→ **DATA TO PROCESS**:
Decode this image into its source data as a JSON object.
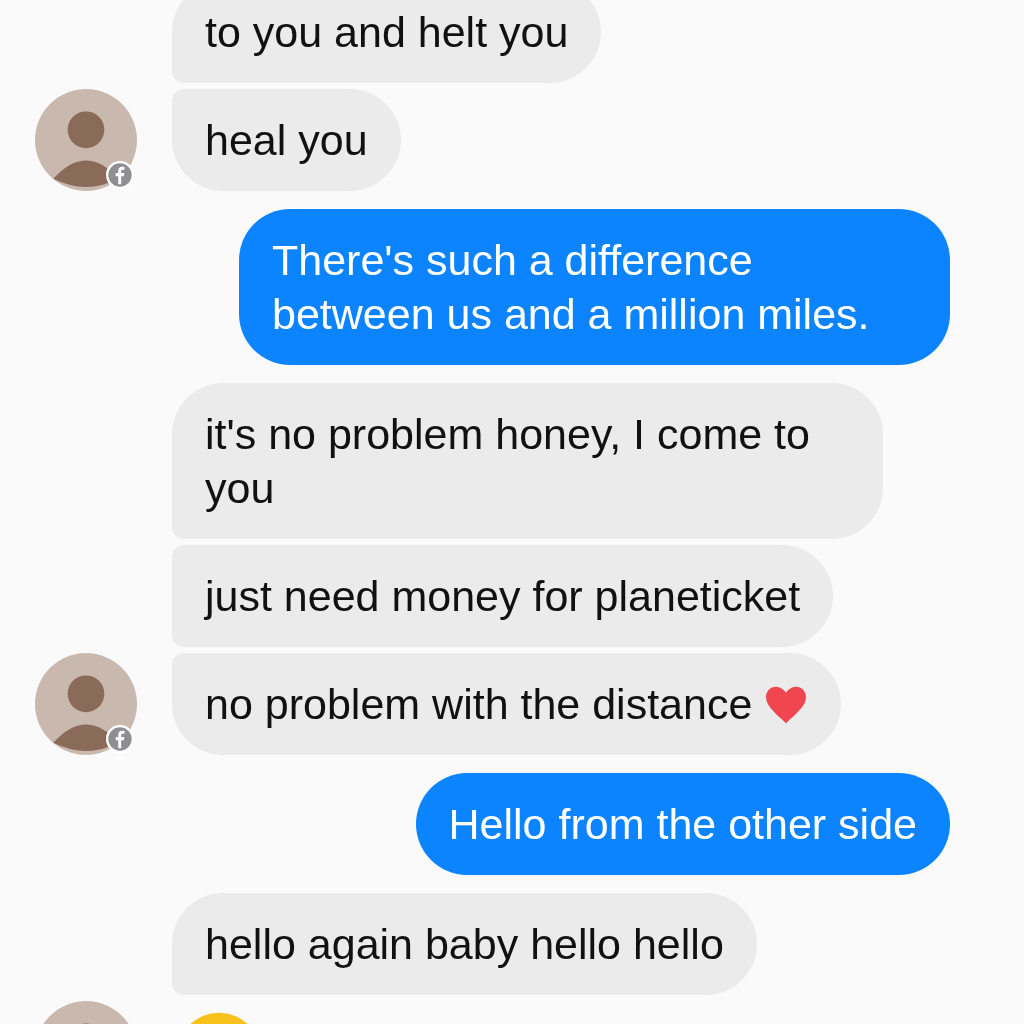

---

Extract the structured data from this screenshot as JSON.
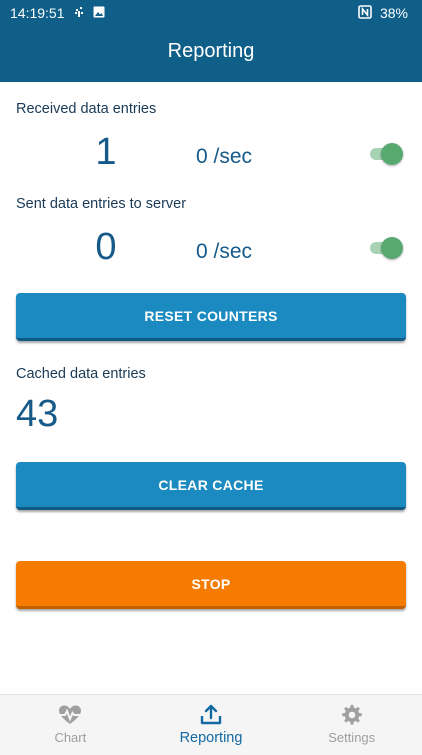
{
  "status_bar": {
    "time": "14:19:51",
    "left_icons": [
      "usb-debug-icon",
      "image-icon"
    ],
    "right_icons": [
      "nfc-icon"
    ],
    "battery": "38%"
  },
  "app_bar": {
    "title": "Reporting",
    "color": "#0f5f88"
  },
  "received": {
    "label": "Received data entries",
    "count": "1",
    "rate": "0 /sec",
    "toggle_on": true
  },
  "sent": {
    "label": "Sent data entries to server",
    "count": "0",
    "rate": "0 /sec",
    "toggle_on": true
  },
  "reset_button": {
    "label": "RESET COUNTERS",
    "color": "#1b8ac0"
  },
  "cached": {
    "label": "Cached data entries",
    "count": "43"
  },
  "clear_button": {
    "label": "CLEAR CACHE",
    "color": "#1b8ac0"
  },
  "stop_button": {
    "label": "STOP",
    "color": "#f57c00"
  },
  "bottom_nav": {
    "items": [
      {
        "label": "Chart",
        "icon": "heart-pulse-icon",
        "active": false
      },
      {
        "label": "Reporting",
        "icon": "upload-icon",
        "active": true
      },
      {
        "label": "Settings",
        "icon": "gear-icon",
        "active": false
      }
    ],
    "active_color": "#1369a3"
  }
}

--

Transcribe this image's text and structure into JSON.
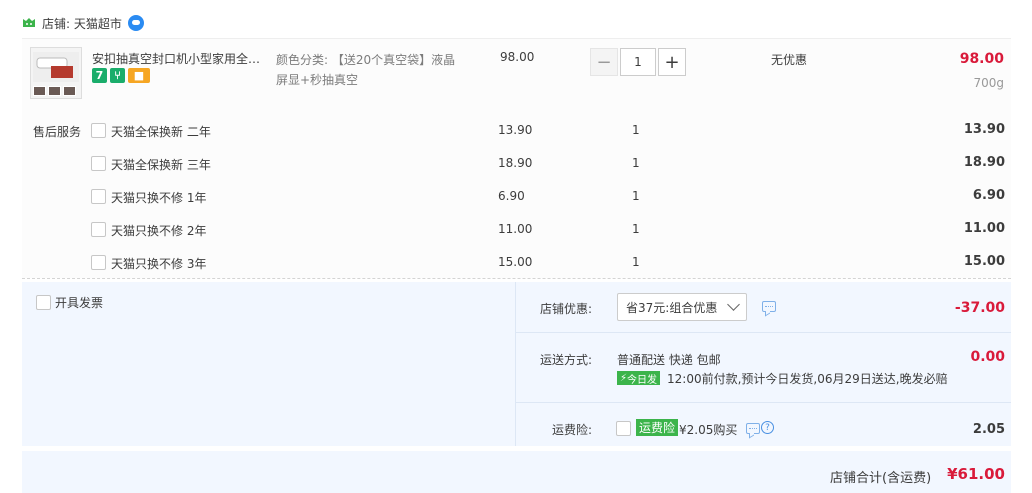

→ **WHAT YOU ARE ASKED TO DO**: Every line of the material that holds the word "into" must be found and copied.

→ **RESULT FOR THIS TASK**:
Decode this image into its source data as a JSON object.
Transcribe this image's text and structure into JSON.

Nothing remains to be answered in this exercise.